Scott Pilgrim against the world. A comic book released in the form of books, 5 released and 6 total planned, by Bryan Lee O’Malley. Well, there’s a movie now so I’m sure more people will hear of it, and hopefully the creator will also earn more money. It’s not like independent comic writers (comic sold through Oni Press, which houses a lot of independent and manga publications) are known for the piles of money they swim in.
Anyway, it may very well be that Scott Pilgrim is a reflection of the generation that I am a member of, the “Y Generation”, or in the case is, which Scott Pilgrim makes quite convincing, the “Yeah! Generation.” You see, Scott Pilgrim feels to me like an invention that hails in spirit from Seattle, though it’s actually Canada, but let us assume that it is Seattle’s spirit for the moment, the city that had brought us Grunge, the city that had brought has Starbucks. In other words, it’s a hipster city. I have hipster friends who live in Seattle or in its environs and whom I can think of as “Seattleans” in my mind – even though I’ve never actually been to Seattle myself.
So Scott Pilgrim against the world.
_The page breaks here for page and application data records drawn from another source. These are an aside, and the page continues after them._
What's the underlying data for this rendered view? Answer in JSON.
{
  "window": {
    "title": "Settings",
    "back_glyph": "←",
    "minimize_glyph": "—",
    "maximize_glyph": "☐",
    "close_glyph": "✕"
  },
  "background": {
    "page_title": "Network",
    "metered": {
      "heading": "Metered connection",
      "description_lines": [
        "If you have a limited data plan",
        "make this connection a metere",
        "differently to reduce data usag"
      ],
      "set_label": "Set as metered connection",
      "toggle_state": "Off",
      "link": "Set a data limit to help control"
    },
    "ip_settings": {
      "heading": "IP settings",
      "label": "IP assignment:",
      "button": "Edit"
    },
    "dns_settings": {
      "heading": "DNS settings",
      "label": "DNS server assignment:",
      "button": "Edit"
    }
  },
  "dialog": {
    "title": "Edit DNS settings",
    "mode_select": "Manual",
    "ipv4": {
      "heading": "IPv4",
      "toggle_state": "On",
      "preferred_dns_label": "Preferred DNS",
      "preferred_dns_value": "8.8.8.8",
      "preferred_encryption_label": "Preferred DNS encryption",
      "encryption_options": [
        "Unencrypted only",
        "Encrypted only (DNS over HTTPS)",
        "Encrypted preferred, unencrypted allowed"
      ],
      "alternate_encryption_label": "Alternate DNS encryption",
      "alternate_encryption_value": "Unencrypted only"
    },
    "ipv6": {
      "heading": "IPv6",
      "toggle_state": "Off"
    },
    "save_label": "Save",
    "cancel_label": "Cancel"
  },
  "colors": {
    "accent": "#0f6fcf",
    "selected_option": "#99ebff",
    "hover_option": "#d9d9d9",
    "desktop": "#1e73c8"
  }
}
The plot as there may be is that Scott falls in love with this girl called Ramona (note, it’s been two-three years since I’ve read any Scott Pilgrim). But there’s a problem, Ramona’s evil ex-boyfriends, all seven of them. What follows is a mocking super-hero-esque series of fights where the hipster, broke, slacker Scott Pilgrim is someone we (IIRC) find out to have never lost a fight, and who is “too cool for school”.
Note: It’s been a couple of years since I’ve read Scott Pilgrim, so on one hand consider it a review of my memory of the comic, and on the other, I use it as a stepping stone to speak of a wider issue. Thank you.
Well, you know how if you go by a check-list you sometimes end up not knowing where the wonder had come from; how you cannot really put your finger on what separates the great from the mediocre, but you do know that it’s there?
Well, that’s the case with Baka to Test (to Shokanju). If you would try to compose a check list of what “Light-hearted anime comedies” should include in them, you’re probably going to mark most of what appears in this series. Well, it’s likely also going to appear on a list of many lewd jokes…
(This is a “Things I Like” post, and as such covers more my thoughts, and is less focused as an actual bona fide review. There will be next to no spoilers in this post.)
We have the flat-chested tsundere, we have the buxom girl with a soft personality (Did anyone notice how “soft” is often tied to being well-endowed and being “hard” is tied to being not as well endowed in anime?), we have the voyeur who is even addressed as such by everyone (and the accompanying nose-bleeds).
We have the yandere who wants someone who doesn’t want her, we have the guy who is too cool for school, with great black and white line-art scenes where he convinces the eponymous character to trust him, and he always gets burnt, we have the trap boy who everyone addresses as a girl, and the butt of jokes closet yaoi boy.